• [Task brief]
Look through the data for the string "more". Copy every line where it is found.
======
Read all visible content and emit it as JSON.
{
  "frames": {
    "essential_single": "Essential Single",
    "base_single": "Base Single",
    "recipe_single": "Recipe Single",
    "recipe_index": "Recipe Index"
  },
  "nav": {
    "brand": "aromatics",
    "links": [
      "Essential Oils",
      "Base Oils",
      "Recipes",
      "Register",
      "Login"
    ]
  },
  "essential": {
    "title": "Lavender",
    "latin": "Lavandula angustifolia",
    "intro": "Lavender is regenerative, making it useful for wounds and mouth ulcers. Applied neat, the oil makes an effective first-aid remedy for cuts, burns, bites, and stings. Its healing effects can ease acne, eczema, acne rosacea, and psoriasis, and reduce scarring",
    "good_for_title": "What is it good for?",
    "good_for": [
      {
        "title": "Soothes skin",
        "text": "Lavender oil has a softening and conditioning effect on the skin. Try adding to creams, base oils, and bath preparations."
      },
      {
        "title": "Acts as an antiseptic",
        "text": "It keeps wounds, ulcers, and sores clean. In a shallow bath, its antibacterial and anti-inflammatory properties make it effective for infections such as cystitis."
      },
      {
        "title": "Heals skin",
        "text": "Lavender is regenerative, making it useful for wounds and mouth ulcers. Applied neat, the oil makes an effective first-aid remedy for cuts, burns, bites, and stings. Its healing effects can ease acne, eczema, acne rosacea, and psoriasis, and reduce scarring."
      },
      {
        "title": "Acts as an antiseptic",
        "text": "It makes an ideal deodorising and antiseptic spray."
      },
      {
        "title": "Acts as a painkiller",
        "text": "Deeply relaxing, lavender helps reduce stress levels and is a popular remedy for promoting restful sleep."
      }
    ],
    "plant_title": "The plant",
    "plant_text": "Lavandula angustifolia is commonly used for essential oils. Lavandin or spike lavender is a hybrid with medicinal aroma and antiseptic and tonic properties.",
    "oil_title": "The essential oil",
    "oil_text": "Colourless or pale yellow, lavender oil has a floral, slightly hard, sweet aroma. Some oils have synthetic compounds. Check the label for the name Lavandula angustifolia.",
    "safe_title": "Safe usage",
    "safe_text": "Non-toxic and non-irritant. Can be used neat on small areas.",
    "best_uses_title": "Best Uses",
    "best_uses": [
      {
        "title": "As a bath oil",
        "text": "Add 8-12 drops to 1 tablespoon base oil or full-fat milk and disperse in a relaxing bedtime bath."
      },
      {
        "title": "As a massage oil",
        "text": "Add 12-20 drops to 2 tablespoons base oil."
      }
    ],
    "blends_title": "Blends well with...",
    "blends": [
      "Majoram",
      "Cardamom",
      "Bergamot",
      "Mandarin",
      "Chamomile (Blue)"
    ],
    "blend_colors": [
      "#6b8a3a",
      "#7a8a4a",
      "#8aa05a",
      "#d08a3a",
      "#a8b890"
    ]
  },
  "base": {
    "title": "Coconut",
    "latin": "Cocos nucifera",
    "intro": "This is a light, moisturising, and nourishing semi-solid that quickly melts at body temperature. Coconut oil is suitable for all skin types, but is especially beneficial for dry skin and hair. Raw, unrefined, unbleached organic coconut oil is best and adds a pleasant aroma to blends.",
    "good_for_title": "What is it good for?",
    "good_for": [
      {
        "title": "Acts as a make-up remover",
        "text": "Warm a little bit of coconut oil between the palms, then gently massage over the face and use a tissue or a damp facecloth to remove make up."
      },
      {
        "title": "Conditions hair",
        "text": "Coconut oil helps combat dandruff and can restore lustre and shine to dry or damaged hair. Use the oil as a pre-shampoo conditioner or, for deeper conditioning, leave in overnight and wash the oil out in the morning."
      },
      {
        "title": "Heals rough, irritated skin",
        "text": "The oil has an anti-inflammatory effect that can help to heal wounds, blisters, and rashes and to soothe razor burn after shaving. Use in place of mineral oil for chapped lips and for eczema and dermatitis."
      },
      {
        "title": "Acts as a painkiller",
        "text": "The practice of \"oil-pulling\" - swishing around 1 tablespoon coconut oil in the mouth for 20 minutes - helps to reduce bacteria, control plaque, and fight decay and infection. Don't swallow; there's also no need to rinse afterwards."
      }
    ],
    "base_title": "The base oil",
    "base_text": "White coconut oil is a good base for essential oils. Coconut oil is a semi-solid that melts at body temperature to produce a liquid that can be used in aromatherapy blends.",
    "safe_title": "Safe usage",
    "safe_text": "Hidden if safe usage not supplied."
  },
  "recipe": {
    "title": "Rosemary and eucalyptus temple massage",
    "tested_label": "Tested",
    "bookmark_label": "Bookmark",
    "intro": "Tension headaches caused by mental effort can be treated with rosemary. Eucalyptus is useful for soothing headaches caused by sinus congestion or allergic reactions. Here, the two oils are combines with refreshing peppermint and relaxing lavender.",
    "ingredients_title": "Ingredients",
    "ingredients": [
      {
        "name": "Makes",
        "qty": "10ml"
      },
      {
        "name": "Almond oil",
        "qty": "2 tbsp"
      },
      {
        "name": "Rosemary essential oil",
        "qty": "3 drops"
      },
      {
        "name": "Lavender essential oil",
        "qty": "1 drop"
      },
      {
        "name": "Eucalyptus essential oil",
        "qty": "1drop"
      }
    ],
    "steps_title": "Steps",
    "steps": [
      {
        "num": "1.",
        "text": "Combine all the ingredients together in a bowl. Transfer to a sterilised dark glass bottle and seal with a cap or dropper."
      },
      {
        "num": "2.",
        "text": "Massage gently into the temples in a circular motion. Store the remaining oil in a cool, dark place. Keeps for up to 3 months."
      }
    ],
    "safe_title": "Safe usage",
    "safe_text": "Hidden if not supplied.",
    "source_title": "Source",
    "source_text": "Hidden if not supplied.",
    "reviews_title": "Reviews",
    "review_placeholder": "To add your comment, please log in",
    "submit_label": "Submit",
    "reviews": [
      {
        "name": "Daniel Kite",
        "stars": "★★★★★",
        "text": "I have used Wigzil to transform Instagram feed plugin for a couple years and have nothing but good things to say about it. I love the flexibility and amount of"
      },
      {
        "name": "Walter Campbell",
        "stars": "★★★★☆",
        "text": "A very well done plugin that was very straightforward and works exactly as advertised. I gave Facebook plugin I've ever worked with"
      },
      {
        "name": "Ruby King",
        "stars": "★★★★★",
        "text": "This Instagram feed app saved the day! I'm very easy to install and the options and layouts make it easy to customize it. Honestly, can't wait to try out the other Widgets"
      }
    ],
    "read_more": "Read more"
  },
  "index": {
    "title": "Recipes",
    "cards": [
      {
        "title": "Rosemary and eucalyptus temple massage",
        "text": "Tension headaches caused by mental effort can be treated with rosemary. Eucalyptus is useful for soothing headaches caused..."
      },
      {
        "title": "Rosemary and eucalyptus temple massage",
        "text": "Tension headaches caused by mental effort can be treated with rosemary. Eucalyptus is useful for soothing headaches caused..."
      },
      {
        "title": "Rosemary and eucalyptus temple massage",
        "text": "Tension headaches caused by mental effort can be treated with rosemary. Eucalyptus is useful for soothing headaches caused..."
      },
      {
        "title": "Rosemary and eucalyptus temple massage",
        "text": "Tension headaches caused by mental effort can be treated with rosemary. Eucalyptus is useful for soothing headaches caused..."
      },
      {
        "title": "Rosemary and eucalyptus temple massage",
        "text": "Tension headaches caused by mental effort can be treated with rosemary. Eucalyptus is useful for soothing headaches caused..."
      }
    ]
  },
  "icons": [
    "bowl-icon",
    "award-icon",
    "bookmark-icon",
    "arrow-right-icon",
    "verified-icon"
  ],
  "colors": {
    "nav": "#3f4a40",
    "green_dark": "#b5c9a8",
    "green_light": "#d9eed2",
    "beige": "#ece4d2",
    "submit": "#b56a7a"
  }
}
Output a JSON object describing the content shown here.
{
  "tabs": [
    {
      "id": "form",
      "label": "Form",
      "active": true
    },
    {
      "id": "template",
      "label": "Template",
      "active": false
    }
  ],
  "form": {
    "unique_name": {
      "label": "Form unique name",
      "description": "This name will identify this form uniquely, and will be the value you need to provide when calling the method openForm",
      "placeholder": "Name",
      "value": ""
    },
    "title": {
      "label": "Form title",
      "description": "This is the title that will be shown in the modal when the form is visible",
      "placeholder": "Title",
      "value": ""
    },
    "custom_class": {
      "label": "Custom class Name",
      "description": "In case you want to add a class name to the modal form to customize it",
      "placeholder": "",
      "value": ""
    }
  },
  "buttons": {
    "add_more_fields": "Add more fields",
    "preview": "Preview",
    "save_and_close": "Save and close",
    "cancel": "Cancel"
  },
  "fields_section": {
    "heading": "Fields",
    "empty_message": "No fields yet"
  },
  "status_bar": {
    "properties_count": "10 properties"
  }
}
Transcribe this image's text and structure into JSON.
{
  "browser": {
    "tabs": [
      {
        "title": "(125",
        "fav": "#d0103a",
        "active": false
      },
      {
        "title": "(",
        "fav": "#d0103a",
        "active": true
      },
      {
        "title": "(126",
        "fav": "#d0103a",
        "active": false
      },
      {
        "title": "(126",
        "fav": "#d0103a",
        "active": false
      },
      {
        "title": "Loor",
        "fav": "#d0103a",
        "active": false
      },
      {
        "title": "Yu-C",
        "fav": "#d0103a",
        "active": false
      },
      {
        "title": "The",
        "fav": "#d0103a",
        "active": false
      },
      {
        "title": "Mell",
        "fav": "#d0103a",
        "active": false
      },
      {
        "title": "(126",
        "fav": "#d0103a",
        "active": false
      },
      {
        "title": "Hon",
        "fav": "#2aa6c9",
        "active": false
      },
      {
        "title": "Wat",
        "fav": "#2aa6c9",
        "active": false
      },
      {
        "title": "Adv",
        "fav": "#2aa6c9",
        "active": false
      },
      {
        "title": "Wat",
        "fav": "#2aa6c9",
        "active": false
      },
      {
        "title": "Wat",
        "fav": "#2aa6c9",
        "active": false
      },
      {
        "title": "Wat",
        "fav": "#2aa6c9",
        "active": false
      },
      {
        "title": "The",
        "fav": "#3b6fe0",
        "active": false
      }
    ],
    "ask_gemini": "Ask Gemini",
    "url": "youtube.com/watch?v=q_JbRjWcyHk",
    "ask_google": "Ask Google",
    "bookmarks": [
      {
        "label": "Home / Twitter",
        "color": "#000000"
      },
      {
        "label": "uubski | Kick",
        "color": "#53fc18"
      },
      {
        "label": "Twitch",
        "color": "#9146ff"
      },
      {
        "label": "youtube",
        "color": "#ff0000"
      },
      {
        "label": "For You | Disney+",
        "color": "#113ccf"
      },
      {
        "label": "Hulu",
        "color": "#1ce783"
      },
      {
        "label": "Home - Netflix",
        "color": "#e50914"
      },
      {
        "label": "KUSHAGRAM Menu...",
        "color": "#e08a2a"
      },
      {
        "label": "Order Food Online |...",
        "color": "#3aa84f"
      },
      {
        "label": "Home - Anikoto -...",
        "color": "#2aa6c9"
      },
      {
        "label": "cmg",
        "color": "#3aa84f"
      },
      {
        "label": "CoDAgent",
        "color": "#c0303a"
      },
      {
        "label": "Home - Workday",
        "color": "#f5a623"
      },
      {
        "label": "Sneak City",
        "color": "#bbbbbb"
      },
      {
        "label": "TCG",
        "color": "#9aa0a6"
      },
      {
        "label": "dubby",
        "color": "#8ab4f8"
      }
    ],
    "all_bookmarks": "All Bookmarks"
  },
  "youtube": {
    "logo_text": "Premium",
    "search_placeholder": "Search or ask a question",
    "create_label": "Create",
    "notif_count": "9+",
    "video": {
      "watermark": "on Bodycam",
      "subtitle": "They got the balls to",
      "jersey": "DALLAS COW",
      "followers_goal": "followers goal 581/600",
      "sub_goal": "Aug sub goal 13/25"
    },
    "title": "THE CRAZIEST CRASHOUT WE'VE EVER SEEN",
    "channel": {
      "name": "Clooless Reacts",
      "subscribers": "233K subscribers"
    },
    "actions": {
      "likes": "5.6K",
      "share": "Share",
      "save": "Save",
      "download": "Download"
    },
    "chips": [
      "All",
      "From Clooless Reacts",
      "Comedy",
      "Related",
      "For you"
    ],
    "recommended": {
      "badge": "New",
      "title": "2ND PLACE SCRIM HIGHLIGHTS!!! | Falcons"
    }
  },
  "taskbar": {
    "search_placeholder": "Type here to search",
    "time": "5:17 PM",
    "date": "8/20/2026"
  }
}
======
• [Answer area]
    "read_more": "Read more"
    "add_more_fields": "Add more fields",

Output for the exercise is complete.